Nonprofit, nonpartisan journalism. Supported by readers.

Donate
Topics

One week out, an updated look at the 20 races that will decide who controls the Minnesota House

Republicans, now in the minority, need a net gain of seven seats to retake control of the 134-member chamber.

It’s one week from Election Day 2014, and the race for the Minnesota House of Representatives might be the closest competition in the state right now. 

It’s tough for many Minnesotans to wrap their heads around the race for the House, thanks to the sheer number of seats (there are 134 members), the scant attention given most of the races, and the limited amount of advertising that most voters will be exposed to. But Democrats currently hold a narrow 73-61 majority, which means that Republicans need a net gain of just seven seats to retake control of the chamber.

The bad news for the DFL: While both parties agree that anywhere from 15 to 20 seats in Minnesota are in play, all but a few of those contested seats are already controlled by Democrats. In other words, the party will be on the defensive just to maintain its majority, let alone increase it. In fact, in our analysis of the top 20 competitive districts, only three races offer a chance for Democrats to pick up seats from Republicans (though Democrats say there are closer to six total districts they are targeting for pickups). 

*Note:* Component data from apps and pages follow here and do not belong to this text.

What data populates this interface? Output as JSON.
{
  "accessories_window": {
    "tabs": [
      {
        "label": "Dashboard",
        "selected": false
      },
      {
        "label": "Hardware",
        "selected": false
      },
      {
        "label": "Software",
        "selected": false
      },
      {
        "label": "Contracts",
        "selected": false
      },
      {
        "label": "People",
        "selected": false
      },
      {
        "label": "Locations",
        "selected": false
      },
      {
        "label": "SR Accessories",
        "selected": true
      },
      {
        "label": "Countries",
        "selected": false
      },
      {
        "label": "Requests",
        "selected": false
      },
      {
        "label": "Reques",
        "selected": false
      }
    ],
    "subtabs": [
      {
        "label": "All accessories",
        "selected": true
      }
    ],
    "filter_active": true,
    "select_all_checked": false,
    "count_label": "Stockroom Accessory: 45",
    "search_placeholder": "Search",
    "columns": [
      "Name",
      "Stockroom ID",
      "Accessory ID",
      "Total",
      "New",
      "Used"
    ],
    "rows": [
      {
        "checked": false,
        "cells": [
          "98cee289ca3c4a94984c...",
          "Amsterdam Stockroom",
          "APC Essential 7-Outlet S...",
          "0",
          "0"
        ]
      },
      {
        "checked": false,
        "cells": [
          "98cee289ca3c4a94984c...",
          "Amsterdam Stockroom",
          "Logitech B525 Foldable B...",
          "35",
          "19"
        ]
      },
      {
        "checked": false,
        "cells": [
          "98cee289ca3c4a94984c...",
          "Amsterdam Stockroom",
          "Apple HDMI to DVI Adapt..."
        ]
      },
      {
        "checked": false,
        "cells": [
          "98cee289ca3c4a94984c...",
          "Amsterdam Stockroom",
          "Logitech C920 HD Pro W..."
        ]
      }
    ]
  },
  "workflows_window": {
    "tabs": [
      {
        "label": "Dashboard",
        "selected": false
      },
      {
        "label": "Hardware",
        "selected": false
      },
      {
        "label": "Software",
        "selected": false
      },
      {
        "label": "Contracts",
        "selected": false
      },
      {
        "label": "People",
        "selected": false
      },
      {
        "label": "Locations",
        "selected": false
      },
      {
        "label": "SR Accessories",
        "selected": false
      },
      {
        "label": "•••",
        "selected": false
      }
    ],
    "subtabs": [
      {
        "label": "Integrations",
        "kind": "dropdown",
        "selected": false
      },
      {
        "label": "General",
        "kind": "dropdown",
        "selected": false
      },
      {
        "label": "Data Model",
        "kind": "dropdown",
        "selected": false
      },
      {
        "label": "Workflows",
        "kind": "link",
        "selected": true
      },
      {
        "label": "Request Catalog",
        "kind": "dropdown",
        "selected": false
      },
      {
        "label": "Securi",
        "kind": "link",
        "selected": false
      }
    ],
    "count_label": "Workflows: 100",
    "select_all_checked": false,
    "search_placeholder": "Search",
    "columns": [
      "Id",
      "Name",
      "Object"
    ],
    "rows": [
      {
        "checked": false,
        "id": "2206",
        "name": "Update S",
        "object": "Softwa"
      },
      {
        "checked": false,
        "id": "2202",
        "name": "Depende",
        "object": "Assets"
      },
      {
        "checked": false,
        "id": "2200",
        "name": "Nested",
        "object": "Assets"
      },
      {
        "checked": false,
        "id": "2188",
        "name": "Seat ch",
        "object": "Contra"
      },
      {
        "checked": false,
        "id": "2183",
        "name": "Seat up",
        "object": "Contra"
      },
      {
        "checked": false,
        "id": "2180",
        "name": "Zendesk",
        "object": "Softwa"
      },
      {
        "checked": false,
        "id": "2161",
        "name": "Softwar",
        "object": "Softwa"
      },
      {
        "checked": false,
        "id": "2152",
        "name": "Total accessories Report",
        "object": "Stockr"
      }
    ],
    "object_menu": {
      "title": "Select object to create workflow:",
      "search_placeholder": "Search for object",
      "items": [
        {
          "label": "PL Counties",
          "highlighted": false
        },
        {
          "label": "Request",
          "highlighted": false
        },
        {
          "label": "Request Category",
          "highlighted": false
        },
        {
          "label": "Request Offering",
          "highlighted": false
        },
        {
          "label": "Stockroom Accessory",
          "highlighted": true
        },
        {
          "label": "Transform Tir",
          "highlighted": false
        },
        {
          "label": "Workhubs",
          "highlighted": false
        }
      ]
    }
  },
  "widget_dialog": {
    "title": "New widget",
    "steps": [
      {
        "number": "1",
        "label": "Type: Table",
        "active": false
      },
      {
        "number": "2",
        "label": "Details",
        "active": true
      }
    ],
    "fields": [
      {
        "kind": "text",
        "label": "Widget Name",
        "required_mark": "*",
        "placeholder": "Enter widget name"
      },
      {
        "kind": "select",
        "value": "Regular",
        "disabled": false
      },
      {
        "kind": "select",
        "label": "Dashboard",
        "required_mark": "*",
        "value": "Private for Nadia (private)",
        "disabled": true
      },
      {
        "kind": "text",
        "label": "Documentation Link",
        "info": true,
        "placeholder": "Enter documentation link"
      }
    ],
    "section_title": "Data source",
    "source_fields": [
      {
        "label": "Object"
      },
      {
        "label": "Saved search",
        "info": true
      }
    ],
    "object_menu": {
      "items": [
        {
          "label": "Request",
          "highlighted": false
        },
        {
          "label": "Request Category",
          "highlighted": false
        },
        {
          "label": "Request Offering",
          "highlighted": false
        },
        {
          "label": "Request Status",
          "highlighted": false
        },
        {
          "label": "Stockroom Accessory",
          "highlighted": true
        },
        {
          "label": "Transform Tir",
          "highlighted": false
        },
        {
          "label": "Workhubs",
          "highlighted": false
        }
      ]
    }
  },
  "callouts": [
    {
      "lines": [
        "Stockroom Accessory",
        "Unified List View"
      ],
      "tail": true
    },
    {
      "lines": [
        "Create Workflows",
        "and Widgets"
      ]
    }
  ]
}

The stakes are high. Republicans are in the minority in both legislative chambers and hold no major statewide office, and winning the House would give them a say in how policy and budgets are shaped over the next two years. 

Attention has shifted in a handful of instances since MinnPost first looked at the state’s most competitive House races in September. In one case, political parties and outside spending groups have mostly moved on from targets in two suburban districts — DFL Rep. Ron Erhardt in Edina and GOP Rep. Mark Uglem in Champlin — where polling shows the incumbents are likely to survive their challenges this fall. Major dollars have also moved away from DFL Rep. Tom Anzelc’s Bemidji-area district, where attacks have failed to chip away at the incumbent lawmaker’s popularity. Instead, a handful of new districts in the Willmar area, St. Cloud and the suburbs are seeing an infusion of campaign cash in the final weeks of the election. 

Seven days before voters go to the polls, here are the top 20 most competitive House races in the state, split into two groups: The “Watching” districts are the 15 races that offer the best chance of flipping from one party to the other, based on the district’s calculated political lean, previous election results, and the strength of the respective candidates; The “on the radar” group are five races that, as of right now, are less likely to flip, but that nonetheless bear watching.

Finally, a note about the chart below: The list of districts are split by party: Those in blue are currently held by the DFL, red are held by the GOP. In the synopses of individual races, incumbents are in bold.